Make hull repairs on land, in dry dock, so any residues can be collected and any spilled material cleaned up and kept out of the water.
© Robert Queen

August 2002

Tips for a cleaner marina

How to keep a marina in trim.

Natasha Kassulke

  • Restrict boat maintenance to impervious surfaces and designated work areas with a roof when possible.
  • Store boats and conduct maintenance work out of the water, where feasible, to better control runoff.
  • Contain dust from sanding and debris from blasting. Restrict or prohibit sanding on the water and uncontained blasting as much as possible. Have tarps available to capture debris.
  • Minimize impacts of painting operations. Paint in a well-ventilated area or spray booth.
  • Recommend that customers use bottom coatings and paints that contain the minimal amount of toxic compounds. Use water-based paints when practical.
  • Prohibit spray painting on the water. Limit in-water painting to small jobs. Mix only the amount of paint needed for the job. Use spray painting equipment that has high transfer efficiency.
  • Avoid using hazardous materials. Dispose of the waste in accordance with federal and state regulations.
  • Minimize impacts of pressure washing hulls to remove bottom growth. Allow contaminants to settle out of the collected wastewater.
  • Prohibit underwater hull cleaning in marina waters.
  • Offer spill-proof oil changes and provide an oil/water separation service to filter bilge water.
  • Use environmentally safe petroleum storage.
  • Locate fuel docks, when possible, away from wave action and boat wakes. For safety reasons, fueling station should be accessible by boat without entering or passing through the main berthing area.
  • Provide a stable platform for fueling. Install automatic back pressure shut off nozzles on pump.
  • Supply oil absorbent pads and pillows at the fuel dock to mop up spills.
  • Place plastic or nonferrous drip trays lined with an oil absorbent material beneath fuel connections at the dock to prevent fuel leakage from reaching the water.
  • Attach a container to the external vent fitting to collect overflow.
  • Offer services to install fuel/air separators on boats.
  • Inspect/repair fuel lines and nozzles regularly.
  • Have trained staff at the fuel dock to oversee or assist with fueling and promote environmental precautions.
  • Report spills. Federal regulation requires that any sheen upon the navigable waters of the United States be reported to the U.S. Coast Guard.
  • Keep a well-maintained pumpout system and offer it to your clients.
  • Have a dump station for clients to empty portable toilets.
  • Have a clean and functional restroom open to clients.
  • Reduce waste and litter in daily operations. Conduct trash pickups within the marina and along the shoreline.
  • Control disposal of fish scraps to areas/methods that will not impair water quality.
  • Provide trash bins and dumpsters that offer recycling options and are covered, well marked and conveniently located.
  • Have a stormwater management system including cultivating planted areas, limiting paved areas and training staff about what they can do to prevent runoff during maintenance and operations.
  • Employ shoreland erosion control measures.
  • Practice water conservation.
  • Use upland and inland areas for storage and maintenance.
  • Avoid using toxic lawn and garden chemicals wherever possible.
  • Promote the use of biodegradable chemical counterparts to traditional chemicals by ensuring that the marina store carries "green" products.

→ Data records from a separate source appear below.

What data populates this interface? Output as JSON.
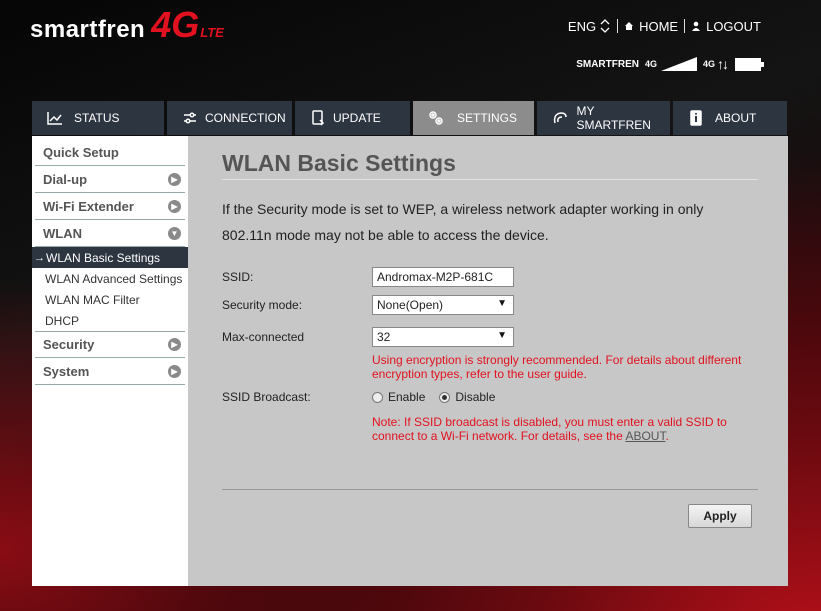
{
  "brand": {
    "word": "smartfren",
    "fourg": "4G",
    "lte": "LTE"
  },
  "header": {
    "lang": "ENG",
    "home": "HOME",
    "logout": "LOGOUT"
  },
  "status": {
    "operator": "SMARTFREN",
    "signal_net": "4G",
    "net": "4G"
  },
  "nav": {
    "tabs": [
      {
        "label": "STATUS",
        "icon": "chart-line-icon"
      },
      {
        "label": "CONNECTION",
        "icon": "sliders-icon"
      },
      {
        "label": "UPDATE",
        "icon": "device-update-icon"
      },
      {
        "label": "SETTINGS",
        "icon": "gears-icon",
        "active": true
      },
      {
        "label": "MY SMARTFREN",
        "icon": "smartfren-logo-icon"
      },
      {
        "label": "ABOUT",
        "icon": "info-icon"
      }
    ]
  },
  "sidebar": {
    "quick_setup": "Quick Setup",
    "dialup": "Dial-up",
    "wifi_extender": "Wi-Fi Extender",
    "wlan": "WLAN",
    "wlan_basic": "WLAN Basic Settings",
    "wlan_advanced": "WLAN Advanced Settings",
    "wlan_mac": "WLAN MAC Filter",
    "dhcp": "DHCP",
    "security": "Security",
    "system": "System"
  },
  "main": {
    "title": "WLAN Basic Settings",
    "description": "If the Security mode is set to WEP, a wireless network adapter working in only 802.11n mode may not be able to access the device.",
    "ssid_label": "SSID:",
    "ssid_value": "Andromax-M2P-681C",
    "security_label": "Security mode:",
    "security_value": "None(Open)",
    "maxconn_label": "Max-connected",
    "maxconn_value": "32",
    "encryption_warning": "Using encryption is strongly recommended. For details about different encryption types, refer to the user guide.",
    "broadcast_label": "SSID Broadcast:",
    "enable_label": "Enable",
    "disable_label": "Disable",
    "broadcast_selected": "Disable",
    "broadcast_note": "Note: If SSID broadcast is disabled, you must enter a valid SSID to connect to a Wi-Fi network. For details, see the",
    "about_link": "ABOUT",
    "note_end": ".",
    "apply": "Apply"
  },
  "colors": {
    "brand_red": "#e2111f",
    "nav_bg": "#2d3540",
    "nav_active": "#8c8c8c",
    "content_bg": "#c7c7c7"
  }
}
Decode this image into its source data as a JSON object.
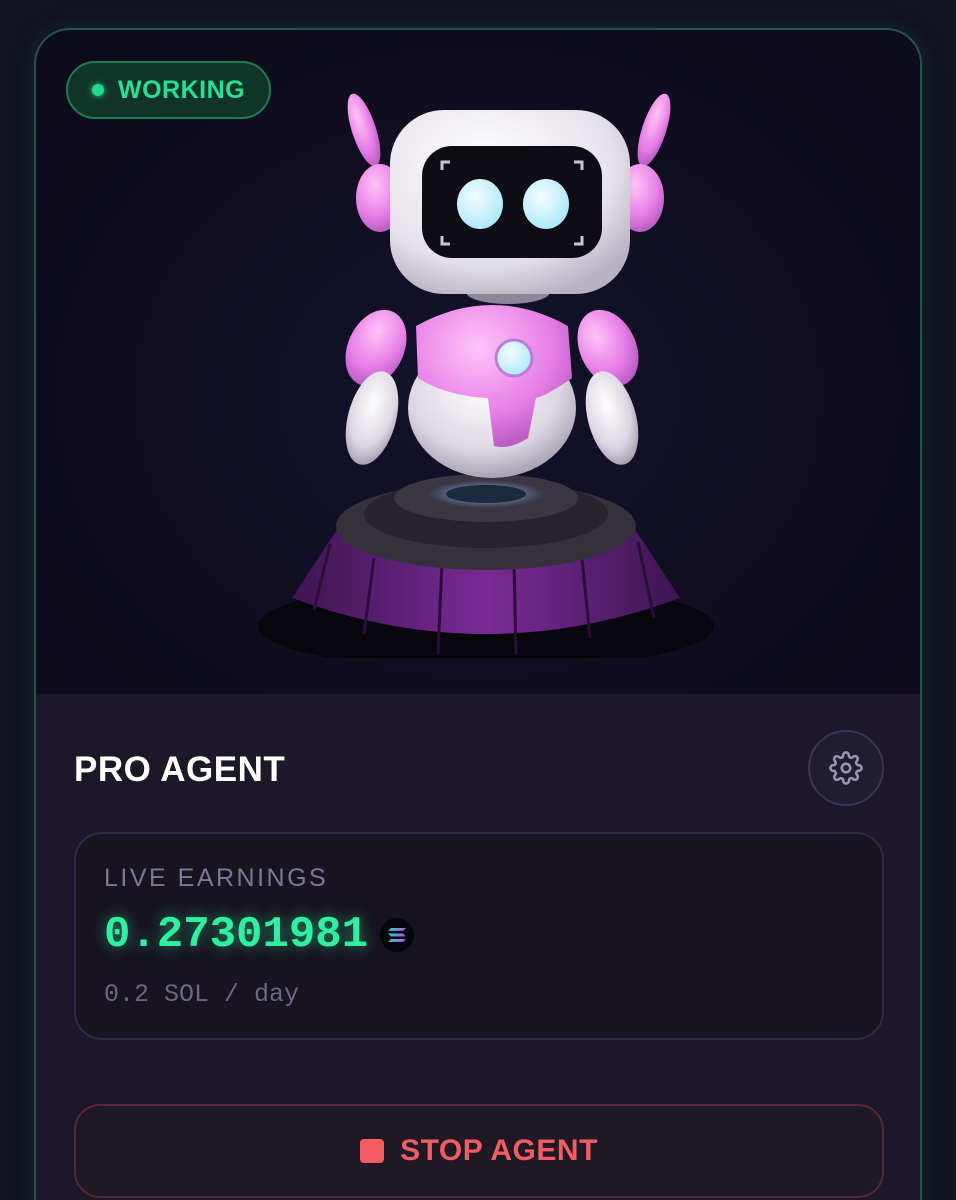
{
  "status": {
    "label": "WORKING",
    "color": "#27e092"
  },
  "hero": {
    "image": "robot-on-pedestal-illustration"
  },
  "agent": {
    "title": "PRO AGENT",
    "settings_icon": "gear-icon"
  },
  "earnings": {
    "label": "LIVE EARNINGS",
    "value": "0.27301981",
    "currency_icon": "solana-icon",
    "rate": "0.2 SOL / day",
    "value_color": "#2ff0a0"
  },
  "actions": {
    "stop_label": "STOP AGENT",
    "stop_icon": "stop-square-icon",
    "stop_color": "#f25c62"
  }
}
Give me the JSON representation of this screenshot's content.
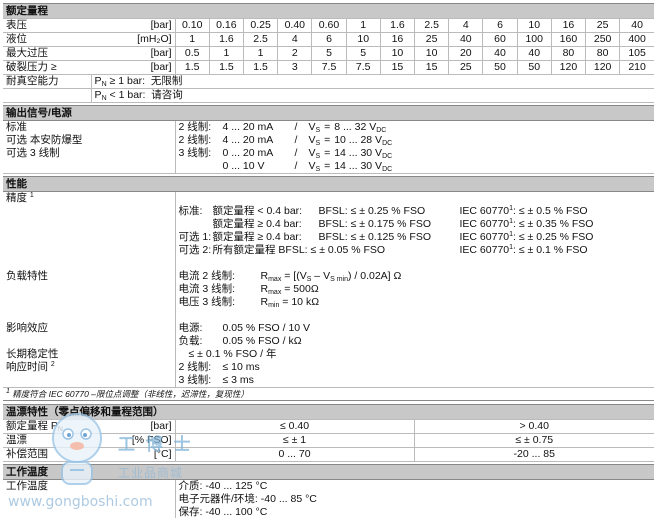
{
  "rated_range": {
    "title": "额定量程",
    "rows": [
      {
        "label": "表压",
        "unit": "[bar]",
        "values": [
          "0.10",
          "0.16",
          "0.25",
          "0.40",
          "0.60",
          "1",
          "1.6",
          "2.5",
          "4",
          "6",
          "10",
          "16",
          "25",
          "40"
        ]
      },
      {
        "label": "液位",
        "unit": "[mH₂O]",
        "values": [
          "1",
          "1.6",
          "2.5",
          "4",
          "6",
          "10",
          "16",
          "25",
          "40",
          "60",
          "100",
          "160",
          "250",
          "400"
        ]
      },
      {
        "label": "最大过压",
        "unit": "[bar]",
        "values": [
          "0.5",
          "1",
          "1",
          "2",
          "5",
          "5",
          "10",
          "10",
          "20",
          "40",
          "40",
          "80",
          "80",
          "105"
        ]
      },
      {
        "label": "破裂压力 ≥",
        "unit": "[bar]",
        "values": [
          "1.5",
          "1.5",
          "1.5",
          "3",
          "7.5",
          "7.5",
          "15",
          "15",
          "25",
          "50",
          "50",
          "120",
          "120",
          "210"
        ]
      }
    ],
    "vacuum_label": "耐真空能力",
    "vacuum_lines": [
      {
        "p": "P",
        "sub": "N",
        "cond": " ≥ 1 bar:",
        "val": "无限制"
      },
      {
        "p": "P",
        "sub": "N",
        "cond": " < 1 bar:",
        "val": "请咨询"
      }
    ]
  },
  "output": {
    "title": "输出信号/电源",
    "rows": [
      {
        "label": "标准",
        "lines": [
          {
            "a": "2 线制:",
            "b": "4 ... 20 mA",
            "c": "V",
            "cs": "S",
            "d": "8 ... 32 V",
            "ds": "DC"
          }
        ]
      },
      {
        "label": "可选  本安防爆型",
        "lines": [
          {
            "a": "2 线制:",
            "b": "4 ... 20 mA",
            "c": "V",
            "cs": "S",
            "d": "10 ... 28 V",
            "ds": "DC"
          }
        ]
      },
      {
        "label": "可选  3 线制",
        "lines": [
          {
            "a": "3 线制:",
            "b": "0 ... 20 mA",
            "c": "V",
            "cs": "S",
            "d": "14 ... 30 V",
            "ds": "DC"
          },
          {
            "a": "",
            "b": "0 ... 10 V",
            "c": "V",
            "cs": "S",
            "d": "14 ... 30 V",
            "ds": "DC"
          }
        ]
      }
    ]
  },
  "performance": {
    "title": "性能",
    "accuracy_label": "精度",
    "accuracy_sup": "1",
    "accuracy_rows": [
      {
        "pre": "标准:",
        "range": "额定量程  < 0.4 bar:",
        "val": "BFSL: ≤ ± 0.25 % FSO",
        "iec": "IEC 60770",
        "iecsup": "1",
        "iecval": ": ≤ ± 0.5 % FSO"
      },
      {
        "pre": "",
        "range": "额定量程  ≥ 0.4 bar:",
        "val": "BFSL: ≤ ± 0.175 % FSO",
        "iec": "IEC 60770",
        "iecsup": "1",
        "iecval": ": ≤ ± 0.35 % FSO"
      },
      {
        "pre": "可选 1:",
        "range": "额定量程 ≥ 0.4 bar:",
        "val": "BFSL: ≤ ± 0.125 % FSO",
        "iec": "IEC 60770",
        "iecsup": "1",
        "iecval": ": ≤ ± 0.25 % FSO"
      },
      {
        "pre": "可选 2:",
        "range": "所有额定量程  BFSL: ≤ ± 0.05 % FSO",
        "val": "",
        "iec": "IEC 60770",
        "iecsup": "1",
        "iecval": ": ≤ ± 0.1 % FSO"
      }
    ],
    "load_label": "负载特性",
    "load_rows": [
      {
        "a": "电流  2 线制:",
        "r": "R",
        "rs": "max",
        "v": " = [(V",
        "v2": "S",
        "v3": " – V",
        "v4": "S min",
        "v5": ") / 0.02A] Ω"
      },
      {
        "a": "电流  3 线制:",
        "r": "R",
        "rs": "max",
        "v": " = 500Ω",
        "v2": "",
        "v3": "",
        "v4": "",
        "v5": ""
      },
      {
        "a": "电压  3 线制:",
        "r": "R",
        "rs": "min",
        "v": " = 10 kΩ",
        "v2": "",
        "v3": "",
        "v4": "",
        "v5": ""
      }
    ],
    "influence_label": "影响效应",
    "influence_rows": [
      {
        "a": "电源:",
        "b": "0.05 % FSO / 10 V"
      },
      {
        "a": "负载:",
        "b": "0.05 % FSO / kΩ"
      }
    ],
    "stability_label": "长期稳定性",
    "stability_val": "≤ ± 0.1 % FSO / 年",
    "response_label": "响应时间",
    "response_sup": "2",
    "response_rows": [
      {
        "a": "2 线制:",
        "b": "≤ 10 ms"
      },
      {
        "a": "3 线制:",
        "b": "≤ 3 ms"
      }
    ],
    "footnote_sup": "1",
    "footnote": "精度符合 IEC 60770 –限位点调整（非线性，迟滞性，复现性）"
  },
  "temp_char": {
    "title": "温漂特性（零点偏移和量程范围）",
    "rows": [
      {
        "label": "额定量程 P",
        "labsub": "N",
        "unit": "[bar]",
        "a": "≤ 0.40",
        "b": "> 0.40"
      },
      {
        "label": "温漂",
        "labsub": "",
        "unit": "[% FSO]",
        "a": "≤ ± 1",
        "b": "≤ ± 0.75"
      },
      {
        "label": "补偿范围",
        "labsub": "",
        "unit": "[°C]",
        "a": "0 ... 70",
        "b": "-20 ... 85"
      }
    ]
  },
  "op_temp": {
    "title": "工作温度",
    "label": "工作温度",
    "lines": [
      "介质: -40 ... 125 °C",
      "电子元器件/环境: -40 ... 85 °C",
      "保存: -40 ... 100 °C"
    ]
  },
  "watermark": {
    "brand": "工 博 士",
    "tagline": "工业品商城",
    "url": "www.gongboshi.com"
  }
}
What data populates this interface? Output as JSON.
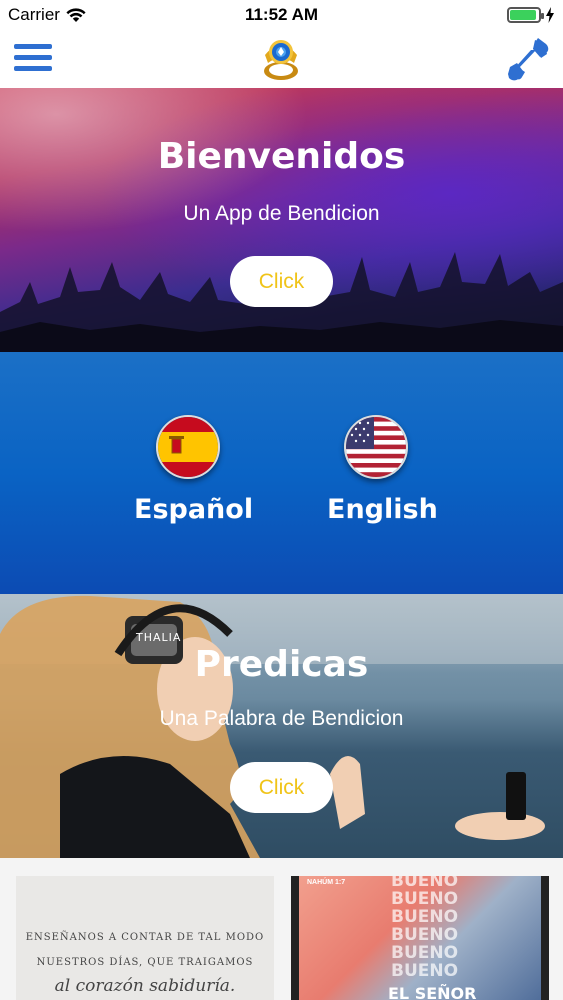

Natasha Kassulke is Associate Editor of Wisconsin Natural Resources magazine.